Constitutional Rights are Human Rights
In Zimbabwe, human rights have been domesticated through the Bill of Rights in the 2013 Constitution. In the Bill of Rights, men and women are considered to be equal. And children are given extensive rights. The Constitution is the supreme law of the land and every other law inconsistent with it is invalid. Zimbabwe has also committed itself to other international organisations apart from the United Nations such as the African Union and the Southern African Development Community which both highlight the importance of implementation of human rights.
Eversince 2017, there has been a rise in people, especially the youth standing up and calling for their human rights to be fully recognised in Zimbabwe. The youth have demonstrated for better jobs, reform in the economy and have generally aired out their grievances about the human rights. This year alone we have seen doctors demonstrating in order to defend the right to healthcare and the youth have become vocal over climate change and the drought and food situation in Zimbabwe. These are human rights areas we must pay particular attention to as the situation is dire. As we commemorate and celebrate youth around the world for standing up for their human rights, it is important for us as a nation to foster a culture where respect of human rights is paramount. Where without fear, people can stand up for their rights and where they are being curtailed, there is an environment that will allow for peaceful demand of these rights.
Conversations About Human Rights
For us to have future generations that are aware of their human rights and for the voices of the youth today to not go to waste, we, as a people, need to create an environment where we empower each and every person around us by making sure they know their human rights. As citizens, we need to start having conversations about human rights and realise that these rights are not something we should beg for but something we are entitled to. Gone are the days where we see injustices such as police brutality and consider it the norm. Policy makers around the country need to implement human rights based policies that are principled, responsive and effective. The youths are standing up, they are speaking up – let us listen.
We call upon the government of Zimbabwe to recommit to the Universal Declaration of Human Rights and strive to enhance enjoyment of the rights enshrined in the declaration as well as our Constitution rather than curtailing access.

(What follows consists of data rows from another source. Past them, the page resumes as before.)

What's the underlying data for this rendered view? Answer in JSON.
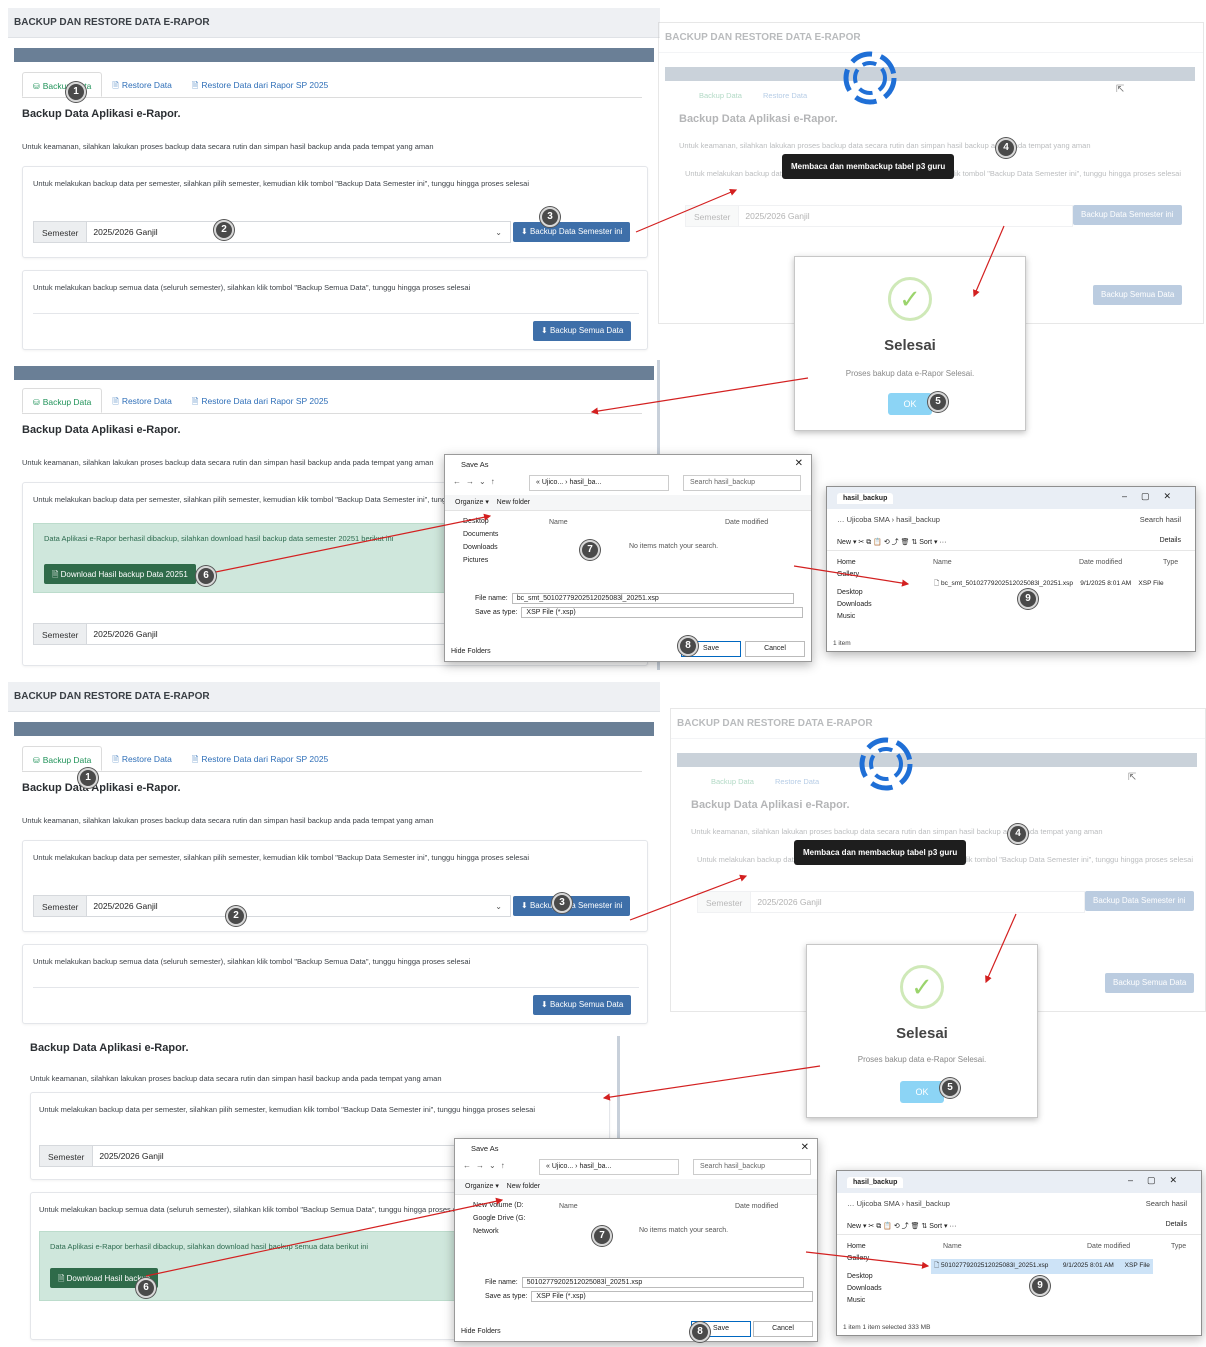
{
  "page": {
    "title": "BACKUP DAN RESTORE DATA E-RAPOR",
    "tabs": [
      "Backup Data",
      "Restore Data",
      "Restore Data dari Rapor SP 2025"
    ],
    "heading": "Backup Data Aplikasi e-Rapor.",
    "intro": "Untuk keamanan, silahkan lakukan proses backup data secara rutin dan simpan hasil backup anda pada tempat yang aman",
    "semester_info": "Untuk melakukan backup data per semester, silahkan pilih semester, kemudian klik tombol \"Backup Data Semester ini\", tunggu hingga proses selesai",
    "semester_label": "Semester",
    "semester_value": "2025/2026 Ganjil",
    "btn_semester": "Backup Data Semester ini",
    "all_info": "Untuk melakukan backup semua data (seluruh semester), silahkan klik tombol \"Backup Semua Data\", tunggu hingga proses selesai",
    "btn_all": "Backup Semua Data"
  },
  "tooltip": "Membaca dan membackup tabel p3 guru",
  "modal": {
    "title": "Selesai",
    "message": "Proses bakup data e-Rapor Selesai.",
    "ok": "OK"
  },
  "alert_semester": "Data Aplikasi e-Rapor berhasil dibackup, silahkan download hasil backup data semester 20251 berikut ini",
  "btn_download_semester": "Download Hasil backup Data 20251",
  "alert_all": "Data Aplikasi e-Rapor berhasil dibackup, silahkan download hasil backup semua data berikut ini",
  "btn_download_all": "Download Hasil backup",
  "save_as_1": {
    "title": "Save As",
    "path": "« Ujico... › hasil_ba...",
    "search": "Search hasil_backup",
    "organize": "Organize ▾",
    "new_folder": "New folder",
    "sidebar": [
      "Desktop",
      "Documents",
      "Downloads",
      "Pictures"
    ],
    "col_name": "Name",
    "col_date": "Date modified",
    "empty": "No items match your search.",
    "file_name_label": "File name:",
    "file_name": "bc_smt_50102779202512025083l_20251.xsp",
    "type_label": "Save as type:",
    "type": "XSP File (*.xsp)",
    "hide": "Hide Folders",
    "save": "Save",
    "cancel": "Cancel"
  },
  "save_as_2": {
    "title": "Save As",
    "path": "« Ujico... › hasil_ba...",
    "search": "Search hasil_backup",
    "organize": "Organize ▾",
    "new_folder": "New folder",
    "sidebar": [
      "New Volume (D:",
      "Google Drive (G:",
      "Network"
    ],
    "col_name": "Name",
    "col_date": "Date modified",
    "empty": "No items match your search.",
    "file_name_label": "File name:",
    "file_name": "50102779202512025083l_20251.xsp",
    "type_label": "Save as type:",
    "type": "XSP File (*.xsp)",
    "hide": "Hide Folders",
    "save": "Save",
    "cancel": "Cancel"
  },
  "explorer_1": {
    "tab": "hasil_backup",
    "path": "…  Ujicoba SMA  ›  hasil_backup",
    "search": "Search hasil",
    "toolbar": "New ▾      ✂      ⧉      📋      ⟲      ⤴      🗑      ⇅ Sort ▾      ···",
    "details": "Details",
    "nav": [
      "Home",
      "Gallery",
      "Desktop",
      "Downloads",
      "Music"
    ],
    "cols": [
      "Name",
      "Date modified",
      "Type"
    ],
    "file": "bc_smt_50102779202512025083l_20251.xsp",
    "date": "9/1/2025 8:01 AM",
    "type": "XSP File",
    "status": "1 item"
  },
  "explorer_2": {
    "tab": "hasil_backup",
    "path": "…  Ujicoba SMA  ›  hasil_backup",
    "search": "Search hasil",
    "toolbar": "New ▾      ✂      ⧉      📋      ⟲      ⤴      🗑      ⇅ Sort ▾      ···",
    "details": "Details",
    "nav": [
      "Home",
      "Gallery",
      "Desktop",
      "Downloads",
      "Music"
    ],
    "cols": [
      "Name",
      "Date modified",
      "Type"
    ],
    "file": "50102779202512025083l_20251.xsp",
    "date": "9/1/2025 8:01 AM",
    "type": "XSP File",
    "status": "1 item    1 item selected  333 MB"
  },
  "markers": [
    "1",
    "2",
    "3",
    "4",
    "5",
    "6",
    "7",
    "8",
    "9"
  ],
  "colors": {
    "accent": "#3e6fa9",
    "band": "#6a7f96",
    "arrow": "#d32020",
    "success": "#cfe7dc"
  }
}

As we reflect on our rights and our place on the international stage regarding the enforcement of human rights in Zimbabwe, let us not forget those that have fought, suffered, been imprisoned or died for the realisation of human rights in our nation. The people have faced many injustices and many human rights violations, lets stand with the youth to try turn this around. We therefore urge the government , particularly law enforcement and intelligence agencies to always act in line with the Constitution. We urge them to remember theirs is to protect and not to harm , to aid and not to destroy.